[Web page and app entries]
★ ★ ★ ★

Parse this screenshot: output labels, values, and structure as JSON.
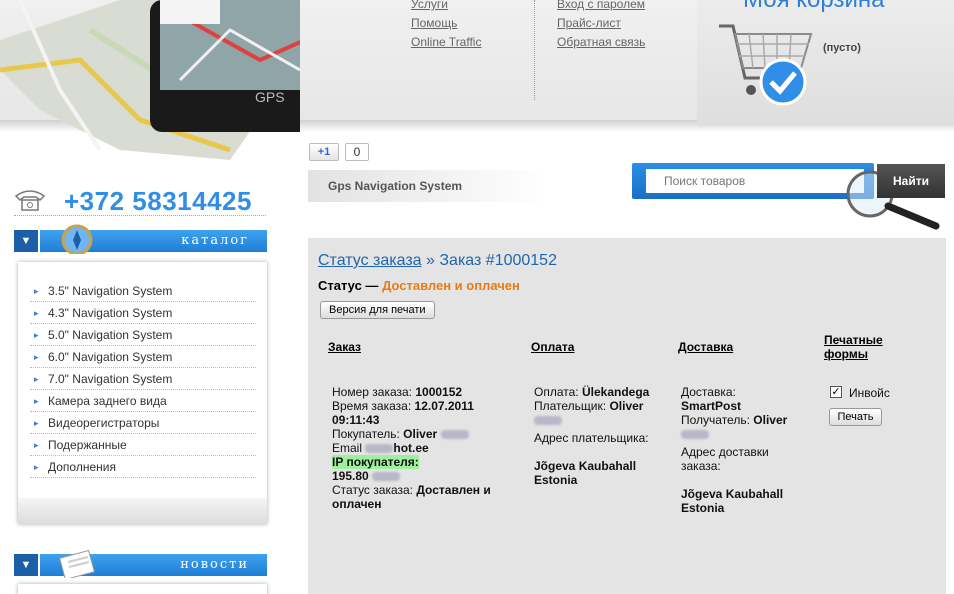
{
  "header": {
    "nav_col1": [
      "Услуги",
      "Помощь",
      "Online Traffic"
    ],
    "nav_col2": [
      "Вход с паролем",
      "Прайс-лист",
      "Обратная связь"
    ],
    "device_label": "GPS",
    "cart": {
      "title": "Моя корзина",
      "empty_label": "(пусто)"
    }
  },
  "sidebar": {
    "phone": "+372 58314425",
    "catalog_label": "каталог",
    "news_label": "новости",
    "menu_items": [
      "3.5\" Navigation System",
      "4.3\" Navigation System",
      "5.0\" Navigation System",
      "6.0\" Navigation System",
      "7.0\" Navigation System",
      "Камера заднего вида",
      "Видеорегистраторы",
      "Подержанные",
      "Дополнения"
    ]
  },
  "social": {
    "plusone_label": "+1",
    "plusone_count": "0"
  },
  "site_tag": "Gps Navigation System",
  "search": {
    "placeholder": "Поиск товаров",
    "button": "Найти"
  },
  "order": {
    "breadcrumb_link": "Статус заказа",
    "breadcrumb_sep": "»",
    "breadcrumb_current": "Заказ #1000152",
    "status_label": "Статус —",
    "status_value": "Доставлен и оплачен",
    "print_version_button": "Версия для печати",
    "columns": {
      "order": "Заказ",
      "payment": "Оплата",
      "delivery": "Доставка",
      "print_forms_1": "Печатные",
      "print_forms_2": "формы"
    },
    "details": {
      "number_label": "Номер заказа:",
      "number": "1000152",
      "time_label": "Время заказа:",
      "time": "12.07.2011 09:11:43",
      "buyer_label": "Покупатель:",
      "buyer": "Oliver",
      "email_label": "Email",
      "email_suffix": "hot.ee",
      "ip_label": "IP покупателя:",
      "ip": "195.80",
      "order_status_label": "Статус заказа:",
      "order_status": "Доставлен и оплачен"
    },
    "payment": {
      "method_label": "Оплата:",
      "method": "Ülekandega",
      "payer_label": "Плательщик:",
      "payer": "Oliver",
      "address_label": "Адрес плательщика:",
      "address_1": "Jõgeva Kaubahall",
      "address_2": "Estonia"
    },
    "delivery": {
      "method_label": "Доставка:",
      "method": "SmartPost",
      "recipient_label": "Получатель:",
      "recipient": "Oliver",
      "address_label": "Адрес доставки заказа:",
      "address_1": "Jõgeva Kaubahall",
      "address_2": "Estonia"
    },
    "print_forms": {
      "invoice_label": "Инвойс",
      "invoice_checked": true,
      "print_button": "Печать"
    }
  }
}
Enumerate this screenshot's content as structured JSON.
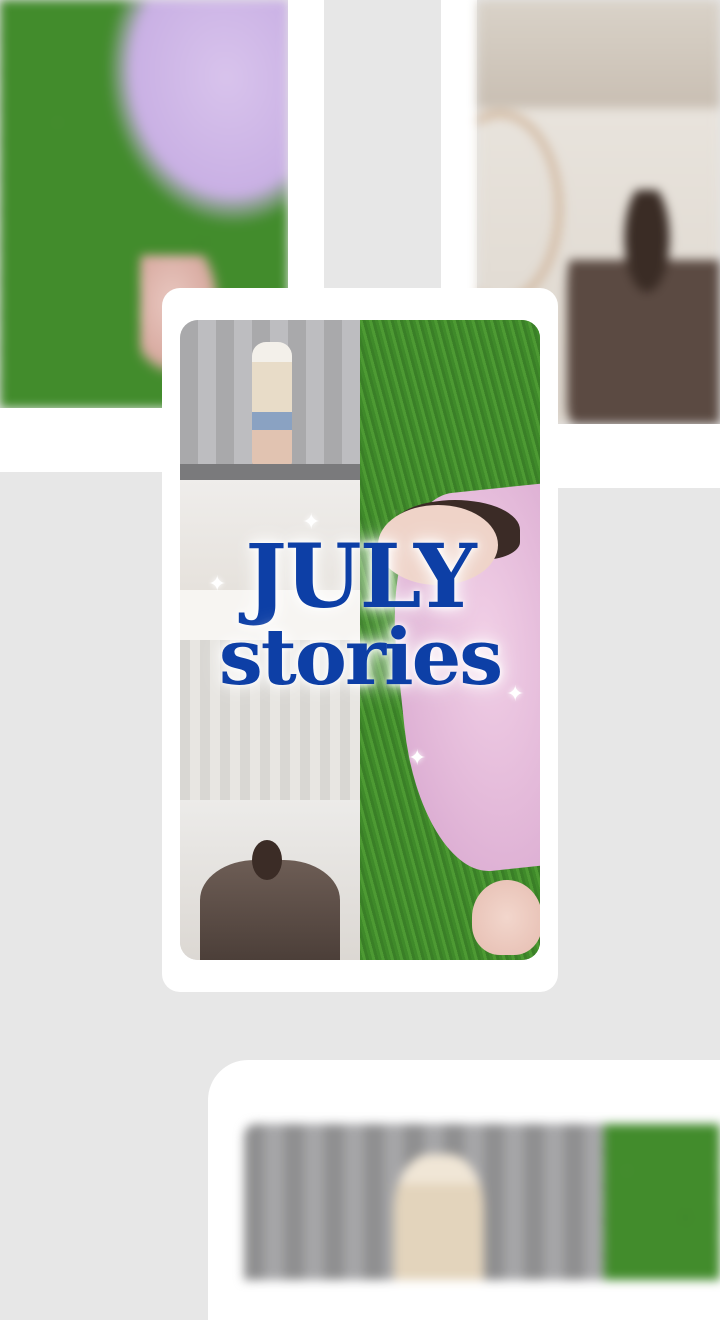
{
  "story": {
    "title_line1": "JULY",
    "title_line2": "stories"
  },
  "icons": {
    "sparkle": "✦"
  },
  "colors": {
    "title": "#0d3fa6",
    "background": "#e7e7e7",
    "card": "#ffffff"
  }
}
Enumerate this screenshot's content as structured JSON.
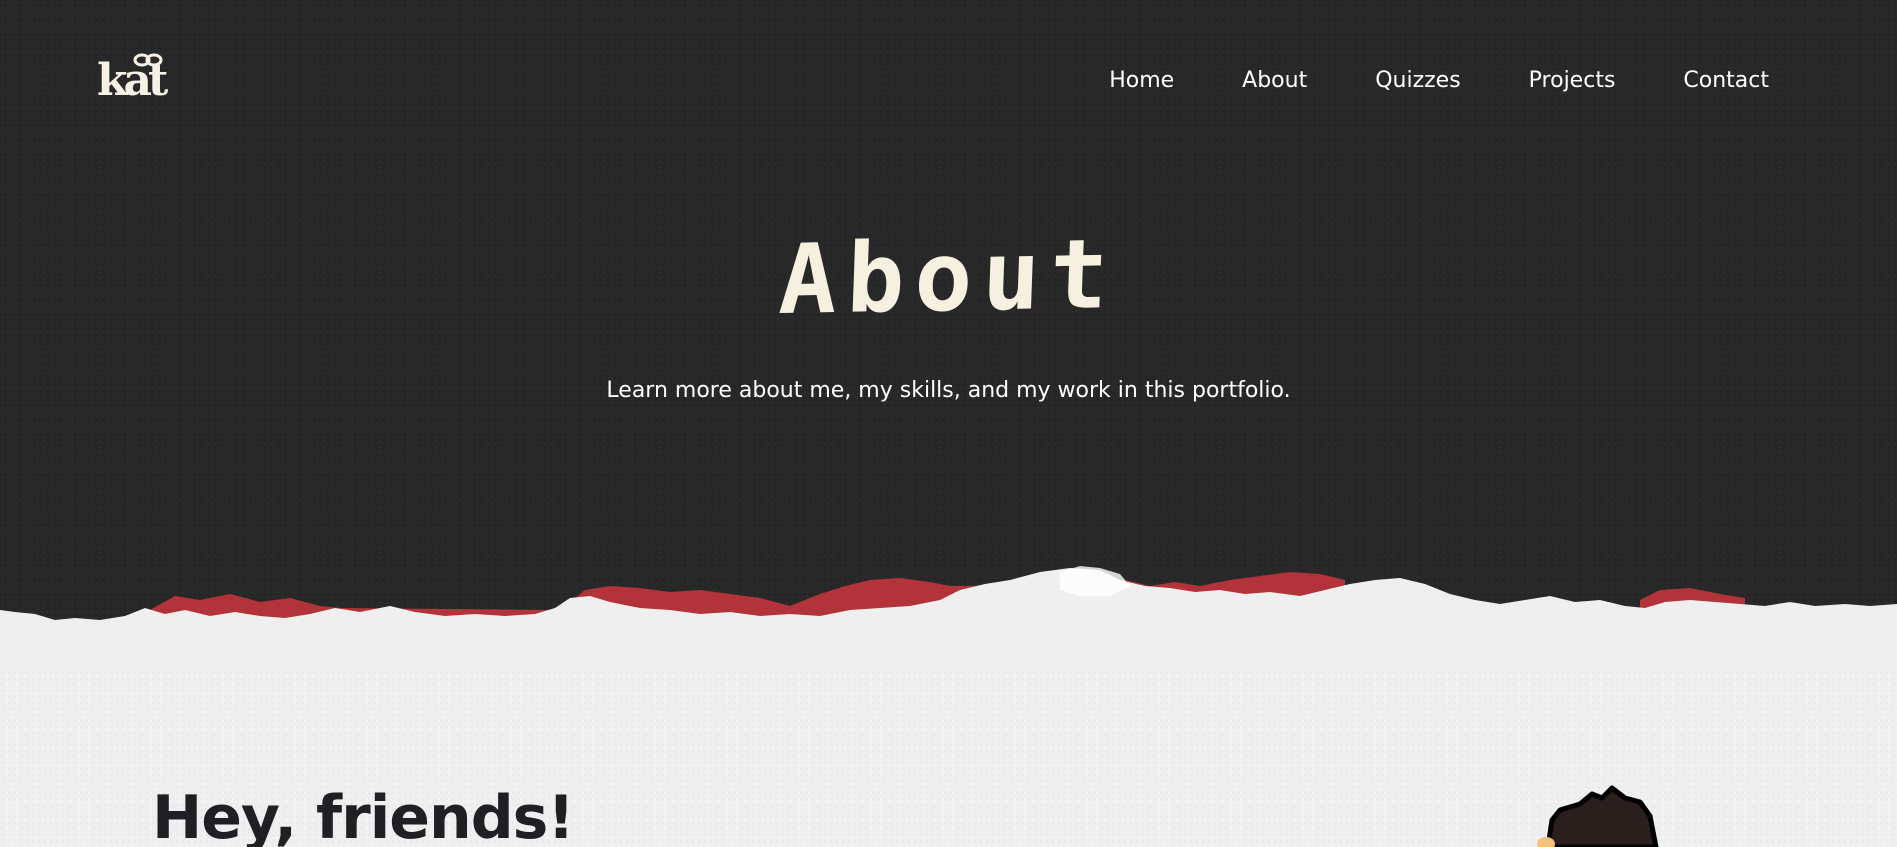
{
  "brand": {
    "logo_text": "kat"
  },
  "nav": {
    "items": [
      {
        "label": "Home"
      },
      {
        "label": "About"
      },
      {
        "label": "Quizzes"
      },
      {
        "label": "Projects"
      },
      {
        "label": "Contact"
      }
    ]
  },
  "hero": {
    "title": "About",
    "subtitle": "Learn more about me, my skills, and my work in this portfolio."
  },
  "intro": {
    "heading": "Hey, friends!"
  },
  "colors": {
    "hero_background": "#282828",
    "paper_background": "#efefef",
    "accent_red": "#b3333a",
    "title_cream": "#f5f0e0",
    "heading_dark": "#1f1f24"
  },
  "icons": {
    "logo_bow": "gift-bow-icon",
    "avatar": "avatar-illustration"
  }
}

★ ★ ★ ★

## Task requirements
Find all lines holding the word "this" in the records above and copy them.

## Result of the task
Parse this screenshot: output labels, values, and structure as JSON.
Enumerate this screenshot's content as structured JSON.
Enumerate this screenshot's content as structured JSON.
    "subtitle": "Learn more about me, my skills, and my work in this portfolio."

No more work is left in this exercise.